 This is especially true if a brand goes through changes of ownership. Pentland enjoyed massive success in rePositioning the Reebok brand. It had bought a controlling interest for $77,000 and then sold it ten or so years later for $777,000,000, one of the deals of the century. With the proceeds it started buying up other well-known sports brands which had fallen into disrepair. One such was Speedo, originally an Australian brand of swim wear that had gone through various changes of ownership and also sub licensing agreements that meant that by the time I was responsible for the brand on a world-wide basis its Positioning varied hugely around the world. The brand was now run from Nottingham, hardly famous for its beaches and so the centrally directed brand Position was a performance brand underpinned by sponsoring Olympic swimmers and seeking to dominate the league table of swimming medals every four years. Meanwhile some of its leading licensees Positioned it as a beachwear brand, almost entirely at the opposite end of the spectrum. Its leading markets included Brazil with its famous Copacabana beach, Australia (Bondi), USA (Malibu), France (St Tropez) and so on. It was hard to reconcile these differences in a single tight Positioning and this acted as a brake on the development of the brand.”

That is taken from Chapter 10 on Positioning in The 20 Ps of Marketing. If you haven’t yet got round to ordering it, (and why not?), there’s a link to the publisher on the home page of this website. If you have, then why not order another copy as a Christmas present for your best friend?

Copyright David C Pearson 2014 All rights reserved

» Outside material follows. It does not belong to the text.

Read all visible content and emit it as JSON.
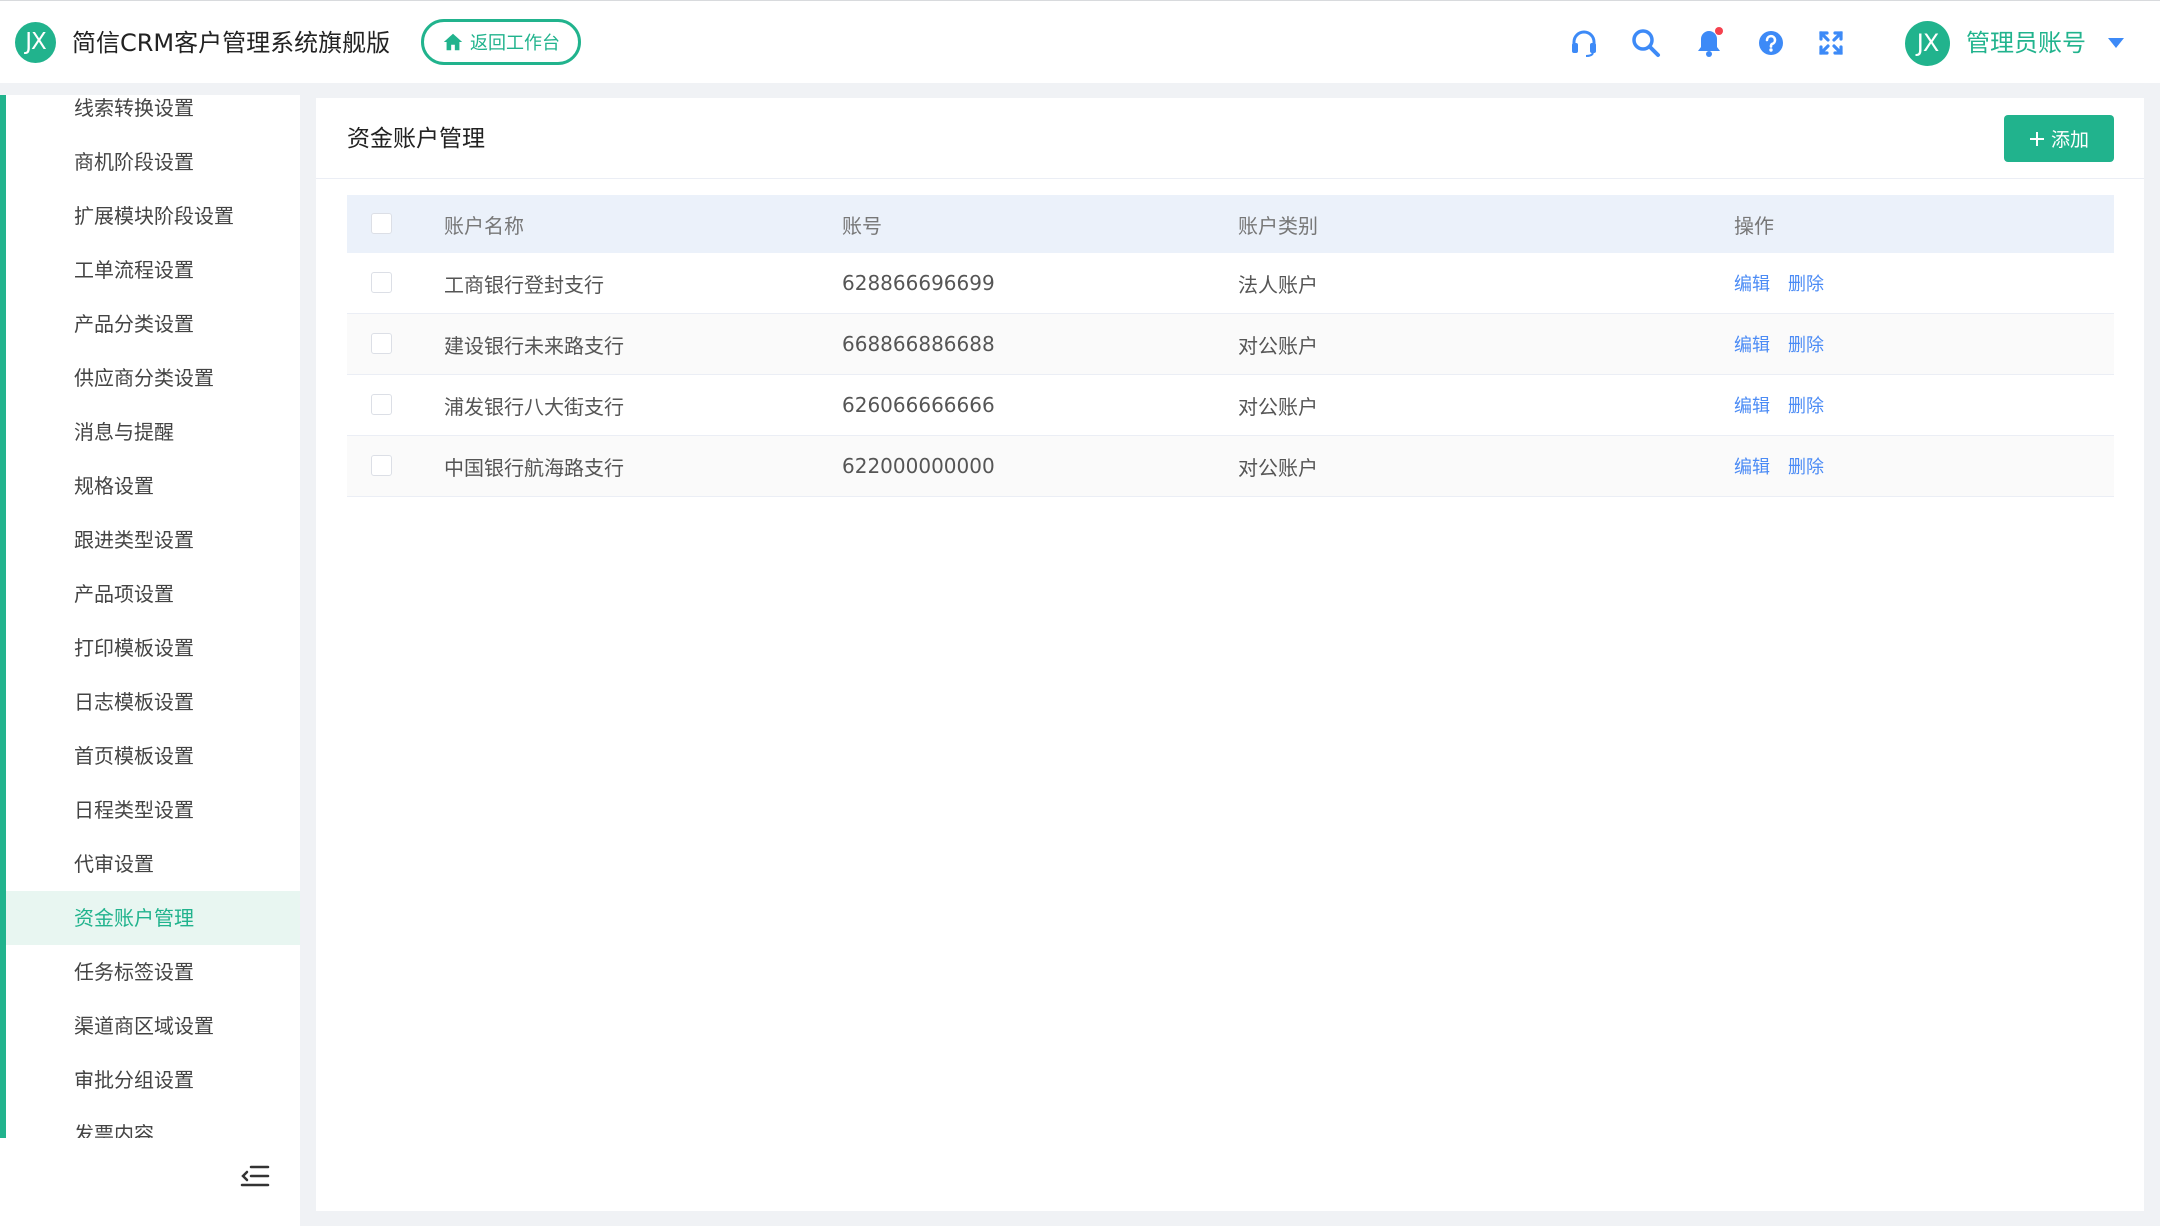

Blog Archive

Boards    Business    Chile    Education    Environment    Foreign Affairs    Future    History    In Memoriam    Innovation    Languages & Culture    Leadership & Management    Marketing    Networking    Pedantry    People    Philanthropy    Politics & Economics    Sport    Sustainability    Technology    Worshipful Company of Marketors   

David's Blog

Do Good
2 June 2018

The Customs Union
26 May 2018

The Livery Companies
28 April 2018

Carillion squillions (2)
21 April 2018

12 Rules for Life
14 April 2018

The Academy Awards
10 March 2018

Wellbeing in the City
3 March 2018

Small States
24 February 2018

The Circulatory Gap
27 January 2018

Carillion squillions
20 January 2018

Productivity (2)
13 January 2018

© David C Pearson 2018 (All rights reserved)